*** Data for analysis ***

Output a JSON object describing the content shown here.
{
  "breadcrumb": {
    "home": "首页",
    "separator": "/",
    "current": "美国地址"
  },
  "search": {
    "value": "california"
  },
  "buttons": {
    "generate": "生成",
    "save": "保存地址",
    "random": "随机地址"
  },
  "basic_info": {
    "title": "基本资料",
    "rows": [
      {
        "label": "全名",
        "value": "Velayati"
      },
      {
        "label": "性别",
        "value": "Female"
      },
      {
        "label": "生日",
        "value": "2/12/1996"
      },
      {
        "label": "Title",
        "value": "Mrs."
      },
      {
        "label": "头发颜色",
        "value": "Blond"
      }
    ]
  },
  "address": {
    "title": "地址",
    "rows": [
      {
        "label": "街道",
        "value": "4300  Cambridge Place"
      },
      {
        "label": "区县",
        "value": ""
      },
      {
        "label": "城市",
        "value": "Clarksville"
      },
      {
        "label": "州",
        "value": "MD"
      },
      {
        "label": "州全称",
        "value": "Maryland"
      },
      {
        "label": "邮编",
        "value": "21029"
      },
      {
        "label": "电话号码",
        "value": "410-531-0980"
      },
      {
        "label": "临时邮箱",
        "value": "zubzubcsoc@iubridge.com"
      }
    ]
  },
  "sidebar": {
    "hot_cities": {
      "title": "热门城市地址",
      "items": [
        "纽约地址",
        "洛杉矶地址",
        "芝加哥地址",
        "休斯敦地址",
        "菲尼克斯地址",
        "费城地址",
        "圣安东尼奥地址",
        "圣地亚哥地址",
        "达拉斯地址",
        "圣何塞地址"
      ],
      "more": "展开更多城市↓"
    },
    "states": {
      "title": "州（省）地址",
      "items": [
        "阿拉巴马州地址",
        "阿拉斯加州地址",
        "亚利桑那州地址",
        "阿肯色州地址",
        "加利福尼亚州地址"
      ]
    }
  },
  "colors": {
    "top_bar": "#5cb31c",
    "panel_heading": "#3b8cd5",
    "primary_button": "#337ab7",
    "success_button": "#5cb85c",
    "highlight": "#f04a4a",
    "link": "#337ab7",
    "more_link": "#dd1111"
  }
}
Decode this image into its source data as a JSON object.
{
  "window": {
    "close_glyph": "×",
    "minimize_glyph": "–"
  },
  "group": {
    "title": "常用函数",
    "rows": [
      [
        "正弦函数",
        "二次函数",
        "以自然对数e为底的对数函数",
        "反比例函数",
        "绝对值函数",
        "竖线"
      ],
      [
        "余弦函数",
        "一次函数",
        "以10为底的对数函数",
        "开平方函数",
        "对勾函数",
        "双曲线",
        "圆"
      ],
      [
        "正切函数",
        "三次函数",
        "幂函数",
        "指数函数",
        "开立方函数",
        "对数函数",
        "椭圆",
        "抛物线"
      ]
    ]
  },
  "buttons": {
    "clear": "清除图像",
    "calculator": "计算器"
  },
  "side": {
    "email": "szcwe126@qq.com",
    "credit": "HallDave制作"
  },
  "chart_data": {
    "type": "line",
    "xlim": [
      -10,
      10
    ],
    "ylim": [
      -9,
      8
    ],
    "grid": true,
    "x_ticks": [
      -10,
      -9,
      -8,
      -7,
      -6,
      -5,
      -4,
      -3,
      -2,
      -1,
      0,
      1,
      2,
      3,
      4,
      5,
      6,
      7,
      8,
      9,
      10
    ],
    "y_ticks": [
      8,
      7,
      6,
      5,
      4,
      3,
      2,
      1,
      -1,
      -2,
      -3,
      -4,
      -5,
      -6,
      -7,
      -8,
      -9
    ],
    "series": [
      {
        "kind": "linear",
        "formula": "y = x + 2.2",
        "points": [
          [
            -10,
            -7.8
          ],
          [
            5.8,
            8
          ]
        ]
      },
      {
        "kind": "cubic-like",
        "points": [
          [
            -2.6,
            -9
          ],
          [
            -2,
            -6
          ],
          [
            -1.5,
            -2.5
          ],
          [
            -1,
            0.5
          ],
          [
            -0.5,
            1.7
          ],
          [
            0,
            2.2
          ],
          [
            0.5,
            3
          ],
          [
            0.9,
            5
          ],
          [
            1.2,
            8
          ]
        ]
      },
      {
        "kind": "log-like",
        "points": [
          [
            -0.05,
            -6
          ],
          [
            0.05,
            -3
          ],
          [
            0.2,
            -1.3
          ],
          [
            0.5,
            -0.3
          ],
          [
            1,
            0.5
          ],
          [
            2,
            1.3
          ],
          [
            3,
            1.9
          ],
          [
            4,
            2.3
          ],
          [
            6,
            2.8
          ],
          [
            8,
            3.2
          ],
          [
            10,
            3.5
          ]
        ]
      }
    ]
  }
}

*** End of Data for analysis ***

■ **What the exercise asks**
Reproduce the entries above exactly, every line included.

■ **Exercise solution**
Output a JSON object describing the content shown here.
{
  "breadcrumb": {
    "home": "首页",
    "separator": "/",
    "current": "美国地址"
  },
  "search": {
    "value": "california"
  },
  "buttons": {
    "generate": "生成",
    "save": "保存地址",
    "random": "随机地址"
  },
  "basic_info": {
    "title": "基本资料",
    "rows": [
      {
        "label": "全名",
        "value": "Velayati"
      },
      {
        "label": "性别",
        "value": "Female"
      },
      {
        "label": "生日",
        "value": "2/12/1996"
      },
      {
        "label": "Title",
        "value": "Mrs."
      },
      {
        "label": "头发颜色",
        "value": "Blond"
      }
    ]
  },
  "address": {
    "title": "地址",
    "rows": [
      {
        "label": "街道",
        "value": "4300  Cambridge Place"
      },
      {
        "label": "区县",
        "value": ""
      },
      {
        "label": "城市",
        "value": "Clarksville"
      },
      {
        "label": "州",
        "value": "MD"
      },
      {
        "label": "州全称",
        "value": "Maryland"
      },
      {
        "label": "邮编",
        "value": "21029"
      },
      {
        "label": "电话号码",
        "value": "410-531-0980"
      },
      {
        "label": "临时邮箱",
        "value": "zubzubcsoc@iubridge.com"
      }
    ]
  },
  "sidebar": {
    "hot_cities": {
      "title": "热门城市地址",
      "items": [
        "纽约地址",
        "洛杉矶地址",
        "芝加哥地址",
        "休斯敦地址",
        "菲尼克斯地址",
        "费城地址",
        "圣安东尼奥地址",
        "圣地亚哥地址",
        "达拉斯地址",
        "圣何塞地址"
      ],
      "more": "展开更多城市↓"
    },
    "states": {
      "title": "州（省）地址",
      "items": [
        "阿拉巴马州地址",
        "阿拉斯加州地址",
        "亚利桑那州地址",
        "阿肯色州地址",
        "加利福尼亚州地址"
      ]
    }
  },
  "colors": {
    "top_bar": "#5cb31c",
    "panel_heading": "#3b8cd5",
    "primary_button": "#337ab7",
    "success_button": "#5cb85c",
    "highlight": "#f04a4a",
    "link": "#337ab7",
    "more_link": "#dd1111"
  }
}
Decode this image into its source data as a JSON object.
{
  "window": {
    "close_glyph": "×",
    "minimize_glyph": "–"
  },
  "group": {
    "title": "常用函数",
    "rows": [
      [
        "正弦函数",
        "二次函数",
        "以自然对数e为底的对数函数",
        "反比例函数",
        "绝对值函数",
        "竖线"
      ],
      [
        "余弦函数",
        "一次函数",
        "以10为底的对数函数",
        "开平方函数",
        "对勾函数",
        "双曲线",
        "圆"
      ],
      [
        "正切函数",
        "三次函数",
        "幂函数",
        "指数函数",
        "开立方函数",
        "对数函数",
        "椭圆",
        "抛物线"
      ]
    ]
  },
  "buttons": {
    "clear": "清除图像",
    "calculator": "计算器"
  },
  "side": {
    "email": "szcwe126@qq.com",
    "credit": "HallDave制作"
  },
  "chart_data": {
    "type": "line",
    "xlim": [
      -10,
      10
    ],
    "ylim": [
      -9,
      8
    ],
    "grid": true,
    "x_ticks": [
      -10,
      -9,
      -8,
      -7,
      -6,
      -5,
      -4,
      -3,
      -2,
      -1,
      0,
      1,
      2,
      3,
      4,
      5,
      6,
      7,
      8,
      9,
      10
    ],
    "y_ticks": [
      8,
      7,
      6,
      5,
      4,
      3,
      2,
      1,
      -1,
      -2,
      -3,
      -4,
      -5,
      -6,
      -7,
      -8,
      -9
    ],
    "series": [
      {
        "kind": "linear",
        "formula": "y = x + 2.2",
        "points": [
          [
            -10,
            -7.8
          ],
          [
            5.8,
            8
          ]
        ]
      },
      {
        "kind": "cubic-like",
        "points": [
          [
            -2.6,
            -9
          ],
          [
            -2,
            -6
          ],
          [
            -1.5,
            -2.5
          ],
          [
            -1,
            0.5
          ],
          [
            -0.5,
            1.7
          ],
          [
            0,
            2.2
          ],
          [
            0.5,
            3
          ],
          [
            0.9,
            5
          ],
          [
            1.2,
            8
          ]
        ]
      },
      {
        "kind": "log-like",
        "points": [
          [
            -0.05,
            -6
          ],
          [
            0.05,
            -3
          ],
          [
            0.2,
            -1.3
          ],
          [
            0.5,
            -0.3
          ],
          [
            1,
            0.5
          ],
          [
            2,
            1.3
          ],
          [
            3,
            1.9
          ],
          [
            4,
            2.3
          ],
          [
            6,
            2.8
          ],
          [
            8,
            3.2
          ],
          [
            10,
            3.5
          ]
        ]
      }
    ]
  }
}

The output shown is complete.